Most students enrolled in the Master of Liberal Arts program conclude their degree requirements by writing an independent project under the direction of a faculty sponsor. The graduate project is interdisciplinary in scope and reflects an emphasis or interest that the student has discovered in the MLA program. Before registering for the graduate project, a student must receive proposal approval from the faculty sponsor and the MLA Program Director.
450.850 – Internship
The Internship is part of the MLA Capstone. For additional information about possible internships please contact the program director. Students have five years to complete the degree.

The MLA is tailored to students’ needs and priorities. Courses described in the catalog and online are representative of the broad range of MLA offerings. The same courses are rarely offered two years in a row. The electives are drawn from faculty across Johns Hopkins University including history, philosophy, art history, political science, physics, music, environmental sciences, and religion.  Courses are also provided by field specialists from surrounding cultural institutions (For example The Maryland State Archives and The Walters Art Museum).

Capstone –  Graduate Project and Portfolio

The Capstone is designed to encourage the integration of course work in the program and comes at the end of a student’s course work.
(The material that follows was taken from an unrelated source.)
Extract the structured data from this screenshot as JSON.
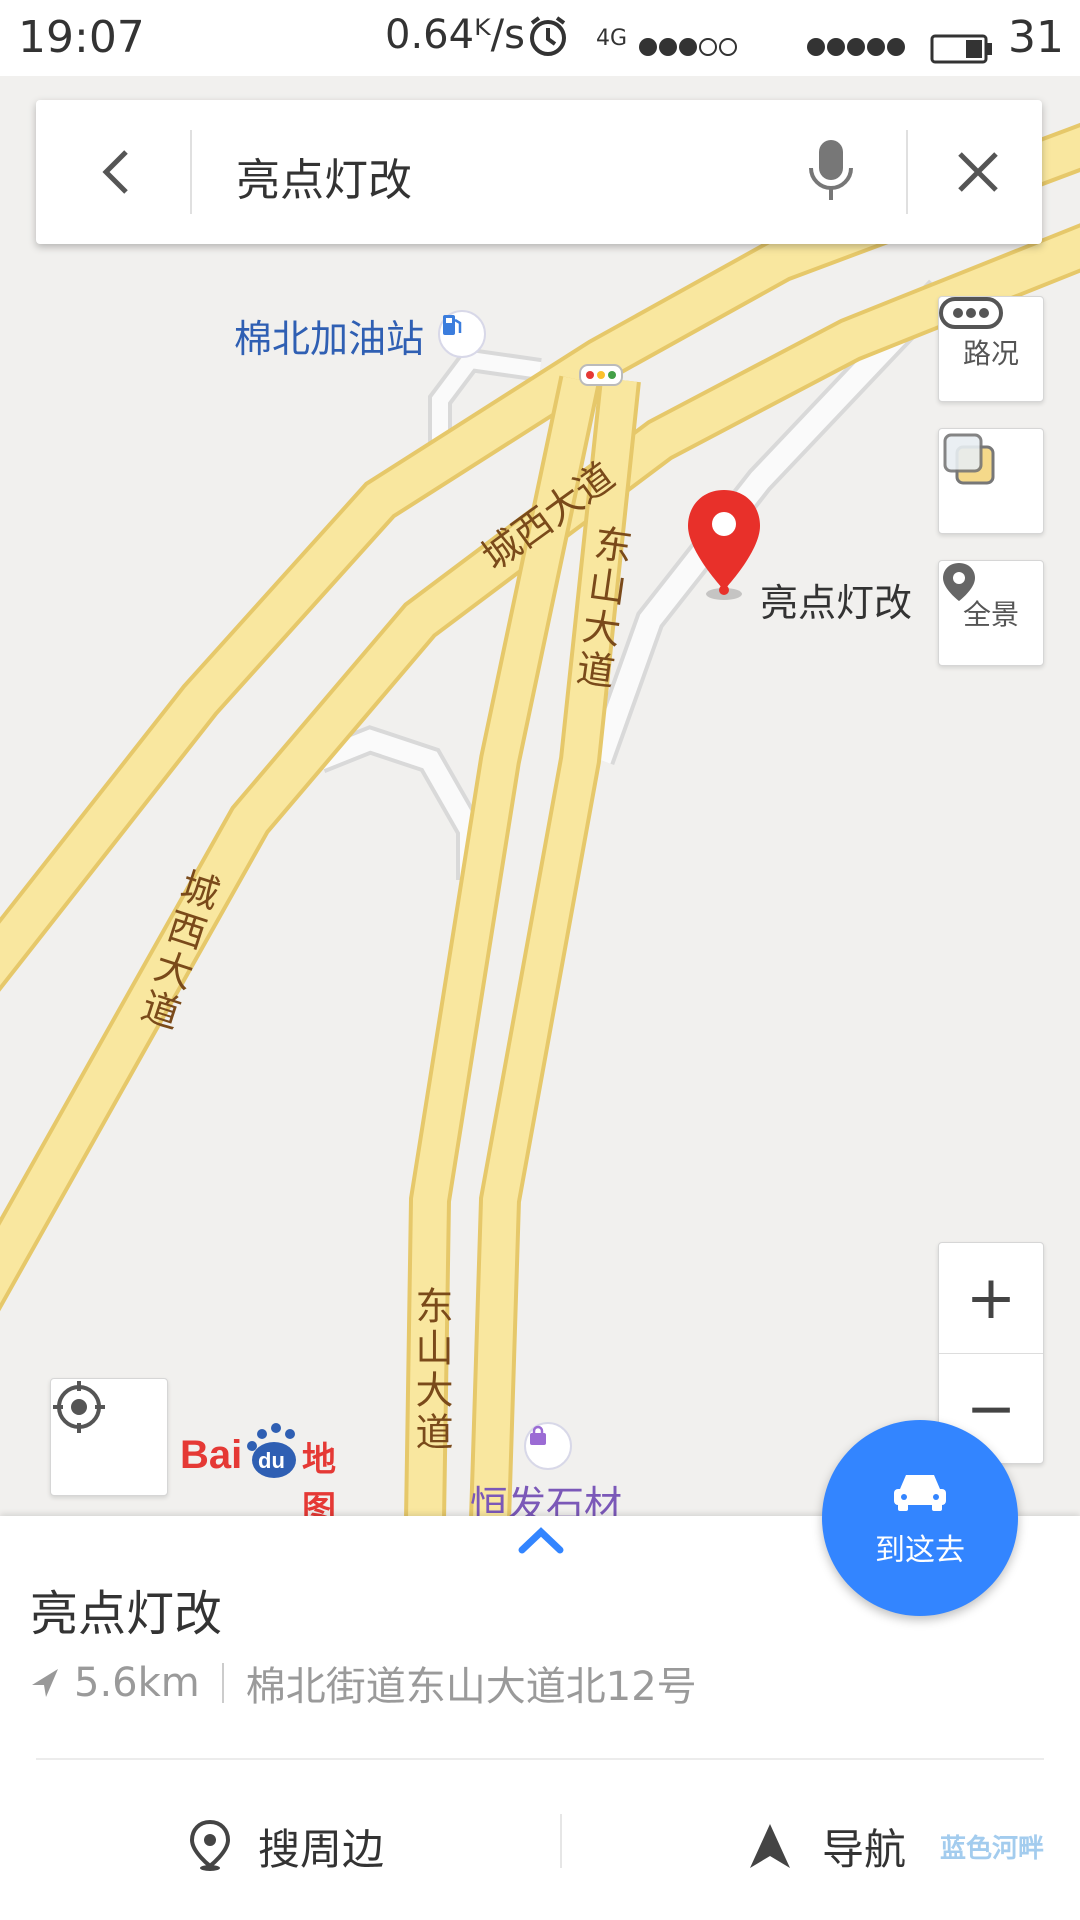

Students conclude the MLA degree through the completion of a non-credit portfolio or a one course graduate project. The student works with the associate program chair to determine the option best suited to the student’s needs and goals. There is also an Internship option within the Graduate Project. See Capstone Requirements for more information.

Students have five years to complete the degree.

Students who earn a C or below in the core course must retake the course. Students who earn two grades of C or below will be dismissed from the program.

State-specific Information for Online Programs

Note: Students should be aware of state-specific information for online programs. For more information, please contact an admissions representative.